“Does Erik Bedard want to pitch in
This is what we might refer to as a false dichotomy.
Bedard has been notoriously persnickety with the press in
Smith posits that Bedard wants to pitch in
"But unless Navan, Ontario gets an expansion team, that means Bedard is stuck in Toronto, 300 miles from Erik’s hometown. And while Toronto is a great city, who thinks Bedard would prefer pitching there? Terrible ballpark. Lukewarm fans. High taxes."As a Canadian, we're sure that Bedard gets the same palpable feeling of relief that we do when he steps back onto Canadian soil, whether if it is in Navan, or Montreal, or Toronto, or Vancouver. You can feel it, and you'll never be able to explain it, because it defies reason. But we'd feel more at home thousands of miles away on our side of the border than we would if we were just the other side.
Whether if Toronto's fans are lukewarm or not, we'd like to point out that there are an extra 1,500 of them per night showing up to that "terrible ballpark" than the number of "hardcore" fans showing up at the faux-traditional Camden Yards. And we'd add that Rogers Centre has been improved immeasurably in the past three years.
Taxes are not nearly the issue that American sportswriters make them out to be, and Canadian sports franchises have worked hard over the past decade to make that point.
We don't actually think that it is a slam-dunk that Bedard ever becomes a Jay. Jays fans love to dream about the Great Canadian Hero who is going to come and sell Blue Jays' baseball to your average xenophobic Joe Hockypuck, even if past history of our native sons has been decidedly mixed (Cory Koskie, anyone?) And if Bedard were ever to play in Toronto, we'd guess that there would still be issues with the media.

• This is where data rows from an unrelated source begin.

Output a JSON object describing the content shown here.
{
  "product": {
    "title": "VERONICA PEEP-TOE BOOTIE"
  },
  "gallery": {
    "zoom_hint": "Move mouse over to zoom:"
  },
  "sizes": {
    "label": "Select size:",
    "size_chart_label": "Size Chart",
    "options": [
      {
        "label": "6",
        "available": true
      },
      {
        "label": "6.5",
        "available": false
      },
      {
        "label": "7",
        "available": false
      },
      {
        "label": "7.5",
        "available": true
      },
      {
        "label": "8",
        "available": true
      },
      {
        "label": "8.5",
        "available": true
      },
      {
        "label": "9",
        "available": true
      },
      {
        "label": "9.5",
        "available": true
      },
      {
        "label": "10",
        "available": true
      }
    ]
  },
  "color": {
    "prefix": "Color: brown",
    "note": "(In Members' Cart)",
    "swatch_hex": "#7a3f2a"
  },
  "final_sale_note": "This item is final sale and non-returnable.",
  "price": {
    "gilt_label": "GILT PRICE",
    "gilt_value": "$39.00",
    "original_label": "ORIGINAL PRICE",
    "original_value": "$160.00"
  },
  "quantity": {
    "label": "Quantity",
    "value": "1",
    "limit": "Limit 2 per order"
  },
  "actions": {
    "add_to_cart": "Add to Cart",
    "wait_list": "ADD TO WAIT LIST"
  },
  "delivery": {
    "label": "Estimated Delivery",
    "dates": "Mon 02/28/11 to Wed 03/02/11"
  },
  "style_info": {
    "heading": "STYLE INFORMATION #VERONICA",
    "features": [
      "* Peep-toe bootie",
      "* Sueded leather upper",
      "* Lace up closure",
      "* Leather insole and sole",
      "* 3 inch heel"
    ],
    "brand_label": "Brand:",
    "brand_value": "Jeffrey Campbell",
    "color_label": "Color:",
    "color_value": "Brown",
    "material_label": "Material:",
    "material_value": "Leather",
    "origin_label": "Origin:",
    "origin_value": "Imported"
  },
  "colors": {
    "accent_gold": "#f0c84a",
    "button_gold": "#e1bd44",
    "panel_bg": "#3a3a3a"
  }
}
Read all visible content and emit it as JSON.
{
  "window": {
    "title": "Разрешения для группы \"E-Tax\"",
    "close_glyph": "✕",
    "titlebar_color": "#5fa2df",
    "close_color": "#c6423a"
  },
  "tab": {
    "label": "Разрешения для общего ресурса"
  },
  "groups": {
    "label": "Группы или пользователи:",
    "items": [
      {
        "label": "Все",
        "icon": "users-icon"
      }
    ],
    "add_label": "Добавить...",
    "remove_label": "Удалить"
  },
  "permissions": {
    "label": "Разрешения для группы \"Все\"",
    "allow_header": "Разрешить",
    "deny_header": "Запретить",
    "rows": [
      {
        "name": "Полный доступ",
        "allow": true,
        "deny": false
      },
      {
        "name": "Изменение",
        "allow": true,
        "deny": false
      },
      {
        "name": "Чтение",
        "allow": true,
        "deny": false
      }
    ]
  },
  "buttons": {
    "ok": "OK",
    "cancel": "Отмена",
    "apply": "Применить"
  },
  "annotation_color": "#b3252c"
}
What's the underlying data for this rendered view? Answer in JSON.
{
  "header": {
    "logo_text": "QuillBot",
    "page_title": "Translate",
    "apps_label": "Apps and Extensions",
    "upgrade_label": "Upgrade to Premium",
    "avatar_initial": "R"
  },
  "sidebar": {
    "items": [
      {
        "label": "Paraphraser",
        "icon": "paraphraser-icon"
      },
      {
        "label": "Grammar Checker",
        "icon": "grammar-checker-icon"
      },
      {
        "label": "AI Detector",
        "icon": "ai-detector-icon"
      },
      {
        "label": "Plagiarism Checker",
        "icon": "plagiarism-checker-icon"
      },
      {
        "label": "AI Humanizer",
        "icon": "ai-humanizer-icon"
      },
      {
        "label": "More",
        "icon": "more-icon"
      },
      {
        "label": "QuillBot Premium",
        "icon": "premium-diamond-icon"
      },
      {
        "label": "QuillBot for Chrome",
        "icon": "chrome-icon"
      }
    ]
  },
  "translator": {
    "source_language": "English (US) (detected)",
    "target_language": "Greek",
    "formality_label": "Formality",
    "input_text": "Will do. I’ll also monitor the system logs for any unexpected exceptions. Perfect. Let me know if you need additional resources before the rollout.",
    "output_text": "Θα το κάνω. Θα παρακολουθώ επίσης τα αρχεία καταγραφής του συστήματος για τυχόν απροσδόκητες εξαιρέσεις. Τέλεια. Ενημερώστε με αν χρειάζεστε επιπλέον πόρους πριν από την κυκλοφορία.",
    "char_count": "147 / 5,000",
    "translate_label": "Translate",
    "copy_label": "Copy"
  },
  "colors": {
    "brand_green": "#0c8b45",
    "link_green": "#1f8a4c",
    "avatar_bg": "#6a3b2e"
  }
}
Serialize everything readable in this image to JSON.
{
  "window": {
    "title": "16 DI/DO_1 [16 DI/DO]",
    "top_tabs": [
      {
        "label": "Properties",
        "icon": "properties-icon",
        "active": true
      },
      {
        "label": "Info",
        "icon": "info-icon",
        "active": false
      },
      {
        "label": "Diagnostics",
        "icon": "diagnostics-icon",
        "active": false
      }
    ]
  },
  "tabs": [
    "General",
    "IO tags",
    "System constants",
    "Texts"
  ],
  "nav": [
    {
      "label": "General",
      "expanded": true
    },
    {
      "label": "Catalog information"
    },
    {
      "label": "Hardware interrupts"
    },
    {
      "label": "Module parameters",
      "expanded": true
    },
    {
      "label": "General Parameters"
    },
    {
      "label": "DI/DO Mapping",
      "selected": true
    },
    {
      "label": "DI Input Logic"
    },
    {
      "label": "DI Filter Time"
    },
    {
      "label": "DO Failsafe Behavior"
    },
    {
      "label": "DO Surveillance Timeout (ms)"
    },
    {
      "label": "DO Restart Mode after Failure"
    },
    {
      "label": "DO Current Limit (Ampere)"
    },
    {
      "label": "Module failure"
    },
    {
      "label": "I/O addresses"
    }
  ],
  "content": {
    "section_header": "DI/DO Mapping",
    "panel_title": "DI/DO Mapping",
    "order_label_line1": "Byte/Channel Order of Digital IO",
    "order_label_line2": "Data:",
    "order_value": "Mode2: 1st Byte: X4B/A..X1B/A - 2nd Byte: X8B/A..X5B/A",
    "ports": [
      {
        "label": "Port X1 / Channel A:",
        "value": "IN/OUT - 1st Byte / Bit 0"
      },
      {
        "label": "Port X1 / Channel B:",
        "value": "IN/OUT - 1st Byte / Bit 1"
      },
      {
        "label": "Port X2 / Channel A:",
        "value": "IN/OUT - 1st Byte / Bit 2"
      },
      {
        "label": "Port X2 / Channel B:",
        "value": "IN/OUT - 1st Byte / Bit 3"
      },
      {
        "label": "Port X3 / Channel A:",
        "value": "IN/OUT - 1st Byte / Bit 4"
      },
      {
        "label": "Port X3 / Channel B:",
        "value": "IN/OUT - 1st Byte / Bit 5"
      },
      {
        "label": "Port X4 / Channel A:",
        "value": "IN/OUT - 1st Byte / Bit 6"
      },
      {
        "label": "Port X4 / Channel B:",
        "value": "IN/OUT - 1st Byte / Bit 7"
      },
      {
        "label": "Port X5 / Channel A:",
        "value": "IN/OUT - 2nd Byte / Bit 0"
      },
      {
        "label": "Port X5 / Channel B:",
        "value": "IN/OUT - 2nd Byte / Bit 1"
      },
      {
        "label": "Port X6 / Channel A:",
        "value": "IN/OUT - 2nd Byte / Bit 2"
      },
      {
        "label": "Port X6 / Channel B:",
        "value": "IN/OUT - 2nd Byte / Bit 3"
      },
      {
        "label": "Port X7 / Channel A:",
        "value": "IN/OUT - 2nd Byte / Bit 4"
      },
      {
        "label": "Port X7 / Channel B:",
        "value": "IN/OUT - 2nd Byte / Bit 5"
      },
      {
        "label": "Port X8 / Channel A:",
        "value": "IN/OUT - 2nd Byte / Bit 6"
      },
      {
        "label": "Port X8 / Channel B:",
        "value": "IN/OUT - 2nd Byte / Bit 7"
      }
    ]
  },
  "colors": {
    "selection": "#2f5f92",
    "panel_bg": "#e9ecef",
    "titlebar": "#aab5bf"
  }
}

We're just at a loss to explain why Orioles fans are crucifying him for not being a better quote when he's leading the league in strikeouts, and is really the only sign of life on their franchise.